As a supplement to the exhibition, the students’ full collection could be viewed digitally on computers which gave an impressive insight into their work in illustration, computer-aided design, and building a storyboard. Karla Dipuglia, who meticulously pieced together women’s pantyhose as a statement on gender equality, says she looks forward to doing more work over the summer before Dominicana Moda!
Thrilled to see the display realized for the community, director of the Fashion Design department, Marina Spadafora noted: “This work is the result of a deep soul-searching journey into the meaning of sustainability and beauty that every student has taken for this past year in Chavón.” Throughout the campus, attendees could meander and view work by the Communications Department and a selection by the Fine Arts students — whose main exhibition remained open in The Gallery in Altos de Chavón following graduation. It is clear with each year the School of Design cements itself among the highest art and design institutions, graduating the most talented students. The exhibition will remain open in the Santo Domingo campus throughout June and July.
The following pictures were taken by Alexander Villavizar on Tuesday, May 16th at the Altos de Chavón School of Design’s final exhibition “Chavonero 2017”:
THE ALTOS DE CHAVÓN CULTURAL CENTER FOUNDATION
The Altos de Chavón Cultural Center Foundation, located in Dominican Republic, is a non-profit cultural and educational institution. Since 1983, it has been dedicated to the creation of a multifaceted arts community that includes visual arts, crafts workshops, performing arts and teaching programs.
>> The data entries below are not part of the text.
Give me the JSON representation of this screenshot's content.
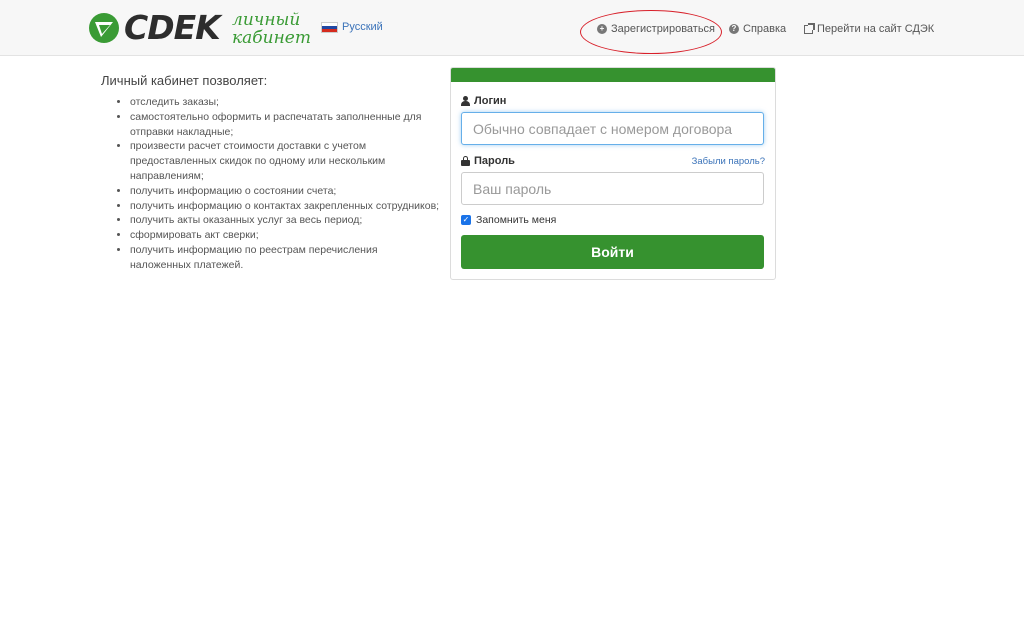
{
  "header": {
    "brand": "CDEK",
    "subtitle_line1": "личный",
    "subtitle_line2": "кабинет",
    "language": "Русский",
    "nav": {
      "register": "Зарегистрироваться",
      "help": "Справка",
      "go_to_site": "Перейти на сайт СДЭК"
    }
  },
  "intro": {
    "title": "Личный кабинет позволяет:",
    "features": [
      "отследить заказы;",
      "самостоятельно оформить и распечатать заполненные для отправки накладные;",
      "произвести расчет стоимости доставки с учетом предоставленных скидок по одному или нескольким направлениям;",
      "получить информацию о состоянии счета;",
      "получить информацию о контактах закрепленных сотрудников;",
      "получить акты оказанных услуг за весь период;",
      "сформировать акт сверки;",
      "получить информацию по реестрам перечисления наложенных платежей."
    ]
  },
  "login_form": {
    "login_label": "Логин",
    "login_placeholder": "Обычно совпадает с номером договора",
    "password_label": "Пароль",
    "forgot_link": "Забыли пароль?",
    "password_placeholder": "Ваш пароль",
    "remember_label": "Запомнить меня",
    "remember_checked": true,
    "submit_label": "Войти"
  },
  "colors": {
    "brand_green": "#36922f",
    "link_blue": "#3b73b9",
    "highlight_red": "#d8202a"
  },
  "icons": {
    "logo": "cdek-logo-icon",
    "register": "plus-circle-icon",
    "help": "question-circle-icon",
    "external": "external-link-icon",
    "user": "user-icon",
    "lock": "lock-icon"
  }
}
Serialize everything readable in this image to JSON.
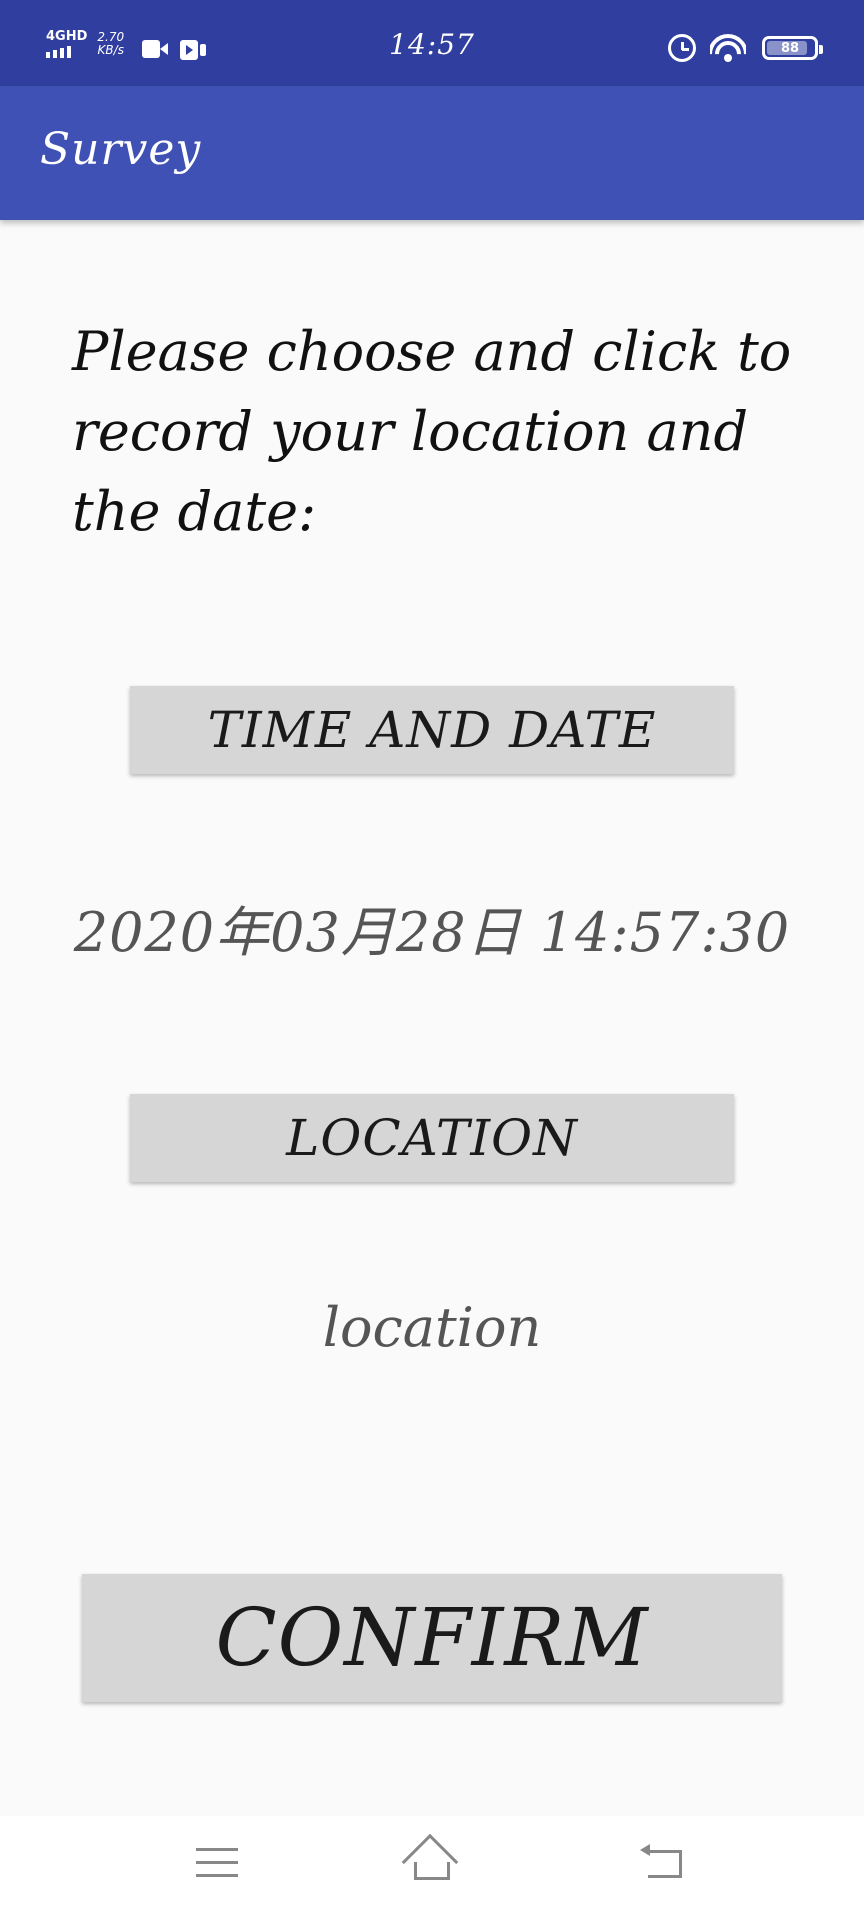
{
  "status_bar": {
    "network_type": "4GHD",
    "speed_value": "2.70",
    "speed_unit": "KB/s",
    "time": "14:57",
    "battery_level": 88,
    "battery_label": "88",
    "icons": [
      "signal-bars-icon",
      "video-camera-icon",
      "video-play-icon",
      "alarm-icon",
      "wifi-icon",
      "battery-icon"
    ]
  },
  "app_bar": {
    "title": "Survey",
    "color": "#3f51b5",
    "status_color": "#303f9f"
  },
  "main": {
    "instructions": "Please choose and click to record your location and the date:",
    "time_button_label": "TIME AND DATE",
    "datetime_value": "2020年03月28日 14:57:30",
    "location_button_label": "LOCATION",
    "location_value": "location",
    "confirm_button_label": "CONFIRM"
  },
  "nav_bar": {
    "icons": [
      "menu-icon",
      "home-icon",
      "back-icon"
    ]
  }
}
With its other components—The Regional Museum of Archaeology, the Artists in Residence program, The Gallery, and The School of Design—The Foundation has contributed to the enrichment of the intellectual, artistic, and cultural panorama of the Dominican Republic for more than 30 years.
The Foundation’s work has reached many, with impressive results. Its diverse educational and arts programs, gives Altos de Chavón the cultural dynamism that nourishes and stimulates the creativity of the designers and artists of today and tomorrow.
In 2013, The Altos de Chavón Cultural Center Foundation celebrated 30 years of continuous and invaluable contributions to art and culture in the Dominican Republic giving each artist the opportunity to find their individual expression through constant research and development.
CHAVÓN | SCHOOL OF DESIGN
Founded in 1983, The Altos de Chavón School of Design offers careers in applied arts in the areas of Fine Arts, Visual Communication and Fashion. This type of intensive two-year program provides the graduates with an associate degree at a technical level, which provides them with a solid education that enables participants to compete as professionals in the field of design and arts both locally and internationally.
Graduates of the School of Design are eligible to transfer directly to Parsons School of Design in New York. More than 2,000 Dominicans and students from around the world have graduated from the School of Design, demonstrating that a solid background in design, parallel to an emphasis on the development of the industry is the best formula for a successful career.
The highly practical and market-oriented curriculum, provides students with a unique set of skills that allows them to be easily inserted into the work environment.